Event to simulate courtroom jury, reveal participants’ notions about race, gender

Participants will act as jury members, discuss how a court case will be decided



Participants will deliberate about the case as a jury, allowing them to delve into their thought process behind their beliefs, implicit biases and preconceived notions.

ANDREA GONZALEZ, Evergreen reporter

Students and faculty members can participate in a virtual courtroom drama during the event, “Defamation Experience,” from 6-8:30 p.m. Nov. 12.

The event is hosted by the Common Reading Program and WSU’s Division of Student Affairs’ Office of Outreach and Education. The event is free and registration closes tonight.

During the event, participants will examine their preconceived notions surrounding race, ethnicity and gender by acting as jury members, said Allen Sutton, executive director for the Office of Outreach and Education. 

The event begins with a 70-minute film called “Defamation,” which is a play written by Todd Logan, Sutton said. 

The case is about an African-American small business owner who sued a Jewish real estate developer for defamation after the developer accused the business owner of stealing a family heirloom.

Sutton said the program would be a way to start a conversation with the student population about prejudices and decide how WSU can move forward together in a unified manner.

Students will be able to use the chat function on Zoom to respond to questions, ask questions and express their opinions, he said. 

There will be a monitor who will make sure the facilitator gets all the comments that are coming through, Sutton said. Students will have multiple opportunities to communicate through chat or voice.

After students watch the film, they will deliberate about the case as a jury. This allows people to delve into their thought process behind their beliefs, implicit biases and preconceived notions, he said.
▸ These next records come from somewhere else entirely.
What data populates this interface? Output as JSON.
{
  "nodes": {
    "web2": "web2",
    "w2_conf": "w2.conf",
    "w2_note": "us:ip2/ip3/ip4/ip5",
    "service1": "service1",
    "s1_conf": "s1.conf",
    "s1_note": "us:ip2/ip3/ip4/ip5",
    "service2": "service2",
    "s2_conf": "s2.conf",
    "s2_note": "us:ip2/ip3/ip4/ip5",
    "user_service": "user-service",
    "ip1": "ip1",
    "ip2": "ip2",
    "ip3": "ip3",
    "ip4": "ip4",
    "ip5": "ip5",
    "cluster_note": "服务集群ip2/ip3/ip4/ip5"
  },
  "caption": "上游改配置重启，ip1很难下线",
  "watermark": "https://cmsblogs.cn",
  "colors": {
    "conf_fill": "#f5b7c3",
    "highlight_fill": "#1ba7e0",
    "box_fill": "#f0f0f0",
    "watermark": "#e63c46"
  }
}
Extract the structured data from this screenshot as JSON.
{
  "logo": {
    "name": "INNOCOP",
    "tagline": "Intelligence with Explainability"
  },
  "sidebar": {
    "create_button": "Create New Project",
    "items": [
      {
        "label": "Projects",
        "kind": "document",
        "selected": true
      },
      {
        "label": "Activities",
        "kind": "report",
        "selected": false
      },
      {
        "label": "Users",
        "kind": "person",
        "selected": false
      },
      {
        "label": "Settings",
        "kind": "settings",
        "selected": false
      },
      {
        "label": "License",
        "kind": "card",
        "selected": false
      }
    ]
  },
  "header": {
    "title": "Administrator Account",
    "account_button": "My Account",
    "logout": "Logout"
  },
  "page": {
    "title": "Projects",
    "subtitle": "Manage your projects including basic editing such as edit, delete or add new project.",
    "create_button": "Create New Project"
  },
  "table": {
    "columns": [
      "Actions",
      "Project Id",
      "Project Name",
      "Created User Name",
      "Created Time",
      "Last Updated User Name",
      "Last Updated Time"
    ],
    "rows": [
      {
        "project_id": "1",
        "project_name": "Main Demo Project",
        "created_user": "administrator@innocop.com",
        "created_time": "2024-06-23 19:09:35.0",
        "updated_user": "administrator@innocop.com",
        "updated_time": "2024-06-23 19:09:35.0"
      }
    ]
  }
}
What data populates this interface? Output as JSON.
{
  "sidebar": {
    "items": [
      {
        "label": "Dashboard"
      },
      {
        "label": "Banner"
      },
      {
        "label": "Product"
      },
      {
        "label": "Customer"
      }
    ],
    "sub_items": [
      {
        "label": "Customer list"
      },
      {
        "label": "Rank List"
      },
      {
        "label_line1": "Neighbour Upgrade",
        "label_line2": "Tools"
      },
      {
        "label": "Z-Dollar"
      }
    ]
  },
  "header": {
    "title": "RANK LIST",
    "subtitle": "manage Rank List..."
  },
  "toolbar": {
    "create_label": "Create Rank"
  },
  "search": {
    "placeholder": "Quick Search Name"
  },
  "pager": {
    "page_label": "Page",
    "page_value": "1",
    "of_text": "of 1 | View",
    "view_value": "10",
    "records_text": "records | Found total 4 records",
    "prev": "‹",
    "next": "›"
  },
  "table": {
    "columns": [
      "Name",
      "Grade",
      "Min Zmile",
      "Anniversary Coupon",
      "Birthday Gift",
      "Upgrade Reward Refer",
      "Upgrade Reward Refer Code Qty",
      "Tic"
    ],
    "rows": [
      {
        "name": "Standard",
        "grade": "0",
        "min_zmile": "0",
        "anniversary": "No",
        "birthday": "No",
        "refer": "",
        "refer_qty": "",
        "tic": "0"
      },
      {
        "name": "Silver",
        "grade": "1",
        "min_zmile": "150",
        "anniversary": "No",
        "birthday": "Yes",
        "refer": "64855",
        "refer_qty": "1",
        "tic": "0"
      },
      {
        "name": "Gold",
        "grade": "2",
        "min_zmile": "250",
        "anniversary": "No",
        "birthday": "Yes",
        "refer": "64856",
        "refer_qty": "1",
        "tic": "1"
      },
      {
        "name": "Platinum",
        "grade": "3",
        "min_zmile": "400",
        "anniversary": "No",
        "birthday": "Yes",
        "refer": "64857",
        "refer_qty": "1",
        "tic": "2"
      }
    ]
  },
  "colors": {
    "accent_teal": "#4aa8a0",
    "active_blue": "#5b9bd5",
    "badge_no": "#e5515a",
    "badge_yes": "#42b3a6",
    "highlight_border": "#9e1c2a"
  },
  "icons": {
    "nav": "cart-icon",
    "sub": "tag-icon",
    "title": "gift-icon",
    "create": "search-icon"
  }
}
There is a follow-up event to the program that will occur from 6-7 p.m. Nov. 19 via Zoom, he said. Students will be able to continue the conversation, ask questions and try to dig deeper into the issues around diversity, equity and inclusion. Students do not have to attend both events.